November 12, 2013 – Adults with developmental disabilities such as autism and Down syndrome in Ontario are having a harder time accessing health care even though they have more health issues than people without developmental disabilities, according to research done at the Institute for Clinical Evaluative Sciences (ICES) and the Centre for Addiction and Mental Health (CAMH).
“This group of individuals is a silent minority in the health care system, but now instead of just relying on anecdotal evidence, we finally have the big picture on their health and the health services that they use,” says Yona Lunsky, lead author of the Atlas on the Primary Care of Adults with Developmental Disabilities in Ontario.
The atlas, the largest study of its kind, found there are over 66,000 adults with developmental disabilities under age 65 in Ontario. Adults with developmental disabilities live in poorer neighbourhoods and have higher rates of physical and mental health problems than other Ontario adults. They receive multiple medications for these health issues, which are not always well monitored. While they are as likely to see their family physician as other adults, they are more likely to visit emergency departments and to be hospitalized.
“These individuals don’t get the same level of preventive care, such as cancer screening and not all of their chronic health issues are managed as well as they should be. In general, their care is not consistent with what health-care guidelines recommend for adults with developmental disabilities," says Lunsky, a clinician scientist at CAMH, an adjunct scientist at ICES and director of the Health Care Access Research and Developmental Disabilities (H-CARDD) research program.
“Although the level of care was good during emergencies, there was a recurring mantra of ‘patch her up and send her out until the next time’ … We felt then, as we do now, that there needs to be a better process that connects hospitals, caregivers, family doctors and patients with a focus on long-term intervention, thereby reducing the need for emergency hospitalization,” says Roger Oxenham, father of a young adult with developmental disabilities.

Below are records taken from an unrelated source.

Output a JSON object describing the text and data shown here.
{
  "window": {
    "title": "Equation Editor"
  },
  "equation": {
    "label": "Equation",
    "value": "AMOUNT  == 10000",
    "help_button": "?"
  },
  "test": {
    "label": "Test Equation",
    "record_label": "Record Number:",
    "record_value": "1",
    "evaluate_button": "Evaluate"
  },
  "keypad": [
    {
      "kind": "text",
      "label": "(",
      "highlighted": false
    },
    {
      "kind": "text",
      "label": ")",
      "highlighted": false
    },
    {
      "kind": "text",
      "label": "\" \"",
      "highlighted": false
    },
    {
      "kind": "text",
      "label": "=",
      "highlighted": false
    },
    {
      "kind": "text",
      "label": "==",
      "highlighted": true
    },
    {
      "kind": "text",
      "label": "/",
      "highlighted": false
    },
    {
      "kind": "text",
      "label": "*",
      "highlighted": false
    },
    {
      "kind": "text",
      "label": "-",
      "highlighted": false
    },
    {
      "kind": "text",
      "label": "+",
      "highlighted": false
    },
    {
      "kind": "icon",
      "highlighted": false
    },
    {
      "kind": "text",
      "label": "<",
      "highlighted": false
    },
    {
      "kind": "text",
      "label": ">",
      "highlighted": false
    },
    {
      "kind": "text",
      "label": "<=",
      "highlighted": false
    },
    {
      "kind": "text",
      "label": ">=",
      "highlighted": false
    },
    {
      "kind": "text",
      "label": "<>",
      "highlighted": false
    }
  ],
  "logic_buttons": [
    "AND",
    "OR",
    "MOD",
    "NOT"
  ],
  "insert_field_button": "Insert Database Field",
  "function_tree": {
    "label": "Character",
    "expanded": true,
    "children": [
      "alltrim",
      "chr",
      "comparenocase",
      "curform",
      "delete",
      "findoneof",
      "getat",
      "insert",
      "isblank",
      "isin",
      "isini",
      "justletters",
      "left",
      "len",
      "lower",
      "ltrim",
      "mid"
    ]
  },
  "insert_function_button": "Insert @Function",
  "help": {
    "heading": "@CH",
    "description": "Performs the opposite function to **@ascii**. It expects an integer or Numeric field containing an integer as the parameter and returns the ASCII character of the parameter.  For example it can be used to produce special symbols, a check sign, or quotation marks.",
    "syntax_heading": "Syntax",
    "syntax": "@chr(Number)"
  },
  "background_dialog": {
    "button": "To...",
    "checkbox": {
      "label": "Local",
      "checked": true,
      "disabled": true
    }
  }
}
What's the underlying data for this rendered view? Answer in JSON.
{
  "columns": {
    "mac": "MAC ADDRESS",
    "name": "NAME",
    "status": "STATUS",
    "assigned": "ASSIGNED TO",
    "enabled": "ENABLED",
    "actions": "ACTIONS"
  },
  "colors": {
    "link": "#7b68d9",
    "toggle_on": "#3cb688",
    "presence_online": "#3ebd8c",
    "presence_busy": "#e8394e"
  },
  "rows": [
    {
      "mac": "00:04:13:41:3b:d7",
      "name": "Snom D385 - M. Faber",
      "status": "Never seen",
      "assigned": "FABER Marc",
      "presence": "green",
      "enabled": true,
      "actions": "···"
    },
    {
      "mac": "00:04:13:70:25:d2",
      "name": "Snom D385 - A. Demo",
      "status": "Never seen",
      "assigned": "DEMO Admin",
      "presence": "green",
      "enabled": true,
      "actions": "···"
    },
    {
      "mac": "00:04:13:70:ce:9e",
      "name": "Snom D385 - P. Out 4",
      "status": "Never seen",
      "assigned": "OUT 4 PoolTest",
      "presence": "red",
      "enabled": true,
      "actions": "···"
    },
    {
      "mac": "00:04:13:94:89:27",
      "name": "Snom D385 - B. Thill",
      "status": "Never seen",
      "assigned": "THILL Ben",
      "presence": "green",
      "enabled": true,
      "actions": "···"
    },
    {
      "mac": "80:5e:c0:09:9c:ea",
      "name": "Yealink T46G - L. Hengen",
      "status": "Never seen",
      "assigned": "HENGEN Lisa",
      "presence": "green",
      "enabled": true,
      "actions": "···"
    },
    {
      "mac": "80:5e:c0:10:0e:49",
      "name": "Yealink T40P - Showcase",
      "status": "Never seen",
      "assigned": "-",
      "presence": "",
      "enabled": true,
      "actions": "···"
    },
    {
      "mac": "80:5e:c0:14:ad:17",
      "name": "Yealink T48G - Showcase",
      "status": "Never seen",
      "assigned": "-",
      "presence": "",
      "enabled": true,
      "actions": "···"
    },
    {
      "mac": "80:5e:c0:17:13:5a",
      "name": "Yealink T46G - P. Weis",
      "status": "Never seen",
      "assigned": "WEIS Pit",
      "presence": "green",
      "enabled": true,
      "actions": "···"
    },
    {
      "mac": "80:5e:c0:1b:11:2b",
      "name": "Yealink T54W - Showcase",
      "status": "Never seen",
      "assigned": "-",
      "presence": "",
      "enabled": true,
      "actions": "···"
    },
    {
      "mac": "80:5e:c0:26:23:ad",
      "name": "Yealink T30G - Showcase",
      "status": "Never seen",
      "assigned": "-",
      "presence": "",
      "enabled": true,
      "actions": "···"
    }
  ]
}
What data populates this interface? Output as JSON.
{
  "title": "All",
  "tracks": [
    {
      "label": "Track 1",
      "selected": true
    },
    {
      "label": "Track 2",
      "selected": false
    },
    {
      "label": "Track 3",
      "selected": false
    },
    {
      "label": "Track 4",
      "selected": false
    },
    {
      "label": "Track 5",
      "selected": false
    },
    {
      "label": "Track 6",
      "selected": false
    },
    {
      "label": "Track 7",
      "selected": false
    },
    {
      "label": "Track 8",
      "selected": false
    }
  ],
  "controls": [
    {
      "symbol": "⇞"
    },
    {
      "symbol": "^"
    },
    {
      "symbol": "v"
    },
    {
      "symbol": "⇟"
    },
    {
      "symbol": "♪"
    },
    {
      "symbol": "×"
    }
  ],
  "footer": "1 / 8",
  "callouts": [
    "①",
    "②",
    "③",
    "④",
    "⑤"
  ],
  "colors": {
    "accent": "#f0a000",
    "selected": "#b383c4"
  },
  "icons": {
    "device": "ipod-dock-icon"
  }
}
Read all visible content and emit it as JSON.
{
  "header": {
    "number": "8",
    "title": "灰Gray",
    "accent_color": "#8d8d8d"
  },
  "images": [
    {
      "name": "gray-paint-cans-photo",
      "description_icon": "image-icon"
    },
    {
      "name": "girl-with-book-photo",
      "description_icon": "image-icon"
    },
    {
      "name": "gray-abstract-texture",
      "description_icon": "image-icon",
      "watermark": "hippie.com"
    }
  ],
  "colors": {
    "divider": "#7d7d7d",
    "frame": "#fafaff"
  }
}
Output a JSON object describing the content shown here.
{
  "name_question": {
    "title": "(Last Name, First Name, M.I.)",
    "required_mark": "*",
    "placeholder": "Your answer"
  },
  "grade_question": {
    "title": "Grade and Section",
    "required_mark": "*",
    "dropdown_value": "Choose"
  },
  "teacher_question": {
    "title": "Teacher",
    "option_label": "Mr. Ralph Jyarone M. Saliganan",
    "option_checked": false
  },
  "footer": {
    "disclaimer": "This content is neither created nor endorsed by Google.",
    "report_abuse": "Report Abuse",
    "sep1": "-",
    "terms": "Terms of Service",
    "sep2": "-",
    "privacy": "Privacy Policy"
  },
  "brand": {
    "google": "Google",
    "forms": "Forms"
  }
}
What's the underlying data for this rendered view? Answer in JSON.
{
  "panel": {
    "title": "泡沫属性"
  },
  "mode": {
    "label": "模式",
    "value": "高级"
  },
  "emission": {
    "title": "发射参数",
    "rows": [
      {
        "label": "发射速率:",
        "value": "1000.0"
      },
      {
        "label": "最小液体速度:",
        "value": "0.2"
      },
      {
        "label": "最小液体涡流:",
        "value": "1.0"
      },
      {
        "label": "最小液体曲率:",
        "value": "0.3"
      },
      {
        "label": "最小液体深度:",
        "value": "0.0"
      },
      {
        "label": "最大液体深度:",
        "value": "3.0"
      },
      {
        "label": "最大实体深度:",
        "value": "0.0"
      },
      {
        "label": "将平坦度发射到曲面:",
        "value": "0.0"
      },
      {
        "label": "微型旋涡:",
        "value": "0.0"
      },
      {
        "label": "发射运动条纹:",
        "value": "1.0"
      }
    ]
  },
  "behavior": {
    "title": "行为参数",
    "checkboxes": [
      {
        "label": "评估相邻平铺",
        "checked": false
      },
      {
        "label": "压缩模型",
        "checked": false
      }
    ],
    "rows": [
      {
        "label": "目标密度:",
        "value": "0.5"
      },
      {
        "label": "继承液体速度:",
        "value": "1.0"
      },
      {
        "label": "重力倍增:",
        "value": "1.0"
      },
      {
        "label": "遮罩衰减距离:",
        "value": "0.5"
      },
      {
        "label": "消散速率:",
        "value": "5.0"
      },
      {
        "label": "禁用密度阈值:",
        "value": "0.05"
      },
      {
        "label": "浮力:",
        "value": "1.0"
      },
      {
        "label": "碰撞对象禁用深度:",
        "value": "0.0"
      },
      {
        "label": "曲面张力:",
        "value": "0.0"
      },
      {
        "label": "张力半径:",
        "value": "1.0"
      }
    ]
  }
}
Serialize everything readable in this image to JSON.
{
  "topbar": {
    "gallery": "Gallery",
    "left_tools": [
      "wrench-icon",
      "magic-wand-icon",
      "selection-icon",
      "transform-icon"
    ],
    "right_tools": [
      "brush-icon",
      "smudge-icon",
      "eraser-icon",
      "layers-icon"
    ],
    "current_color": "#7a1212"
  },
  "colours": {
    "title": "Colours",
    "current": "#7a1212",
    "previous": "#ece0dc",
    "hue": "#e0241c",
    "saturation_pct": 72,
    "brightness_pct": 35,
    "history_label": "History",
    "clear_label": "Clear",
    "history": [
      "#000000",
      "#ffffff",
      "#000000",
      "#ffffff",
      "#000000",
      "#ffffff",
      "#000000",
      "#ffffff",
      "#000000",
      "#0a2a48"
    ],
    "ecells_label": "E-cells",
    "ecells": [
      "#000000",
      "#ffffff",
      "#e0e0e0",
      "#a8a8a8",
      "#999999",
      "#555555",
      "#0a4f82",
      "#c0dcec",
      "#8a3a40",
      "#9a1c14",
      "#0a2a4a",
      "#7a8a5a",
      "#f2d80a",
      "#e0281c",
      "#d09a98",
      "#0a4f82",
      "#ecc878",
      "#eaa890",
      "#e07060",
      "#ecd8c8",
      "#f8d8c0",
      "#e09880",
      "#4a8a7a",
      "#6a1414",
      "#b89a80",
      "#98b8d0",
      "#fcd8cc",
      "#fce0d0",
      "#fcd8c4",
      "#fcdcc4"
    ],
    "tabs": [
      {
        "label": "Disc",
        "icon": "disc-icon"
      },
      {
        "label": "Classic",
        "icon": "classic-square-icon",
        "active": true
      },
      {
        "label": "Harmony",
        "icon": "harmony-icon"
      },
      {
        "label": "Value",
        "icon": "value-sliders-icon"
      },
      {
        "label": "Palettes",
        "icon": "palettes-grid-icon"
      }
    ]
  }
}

Researchers are recommending strategies to enhance the overall health and wellbeing of individuals with developmental disabilities. They include:
• Enabling primary care providers to more easily offer guideline-recommended care
• Addressing the broader health system issues and pathways to care, and
• Making people with developmental disabilities and their families and paid staff active partners in care, giving them the tools they need
The H-CARDD program has two projects underway to improve health outcomes for adults with developmental disabilities: the Primary
care project with family health teams and the Emergency
Lunsky will be speaking at Health and Wellbeing in Developmental
Disabilities: Engaging Health Care Professionals conference in Toronto on November 12 and 13.
ICES is an independent, non-profit organization that uses population-based health information to produce knowledge on a broad range of health care issues. Our unbiased evidence provides measures of health system performance, a clearer understanding of the shifting health care needs of Ontarians, and a stimulus for discussion of practical solutions to optimize scarce resources. ICES knowledge is highly regarded in Canada and abroad, and is widely used by government, hospitals, planners, and practitioners to make decisions about care delivery and to develop policy.
For the latest ICES news, follow us on Twitter: @ICESOntario
The Centre for Addiction and Mental Health (CAMH) is Canada's largest mental health and addiction teaching hospital, as well as one of the world's leading research centres in the area of addiction and mental health. CAMH combines clinical care, research, education, policy development and health promotion to help transform the lives of people affected by mental health and addiction issues. Fully affiliated with the University of Toronto, CAMH is a Pan American Health Organization/World Health Organization Collaborating Centre. For more information, please visit www.camh.ca.
FOR FURTHER INFORMATION PLEASE CONTACT:
Senior Media Relations Specialist, CAMH
(o) 416-480-4780 or (c) 416-904-4547
Stand-alone executive summary is available in both English and French here (PDF)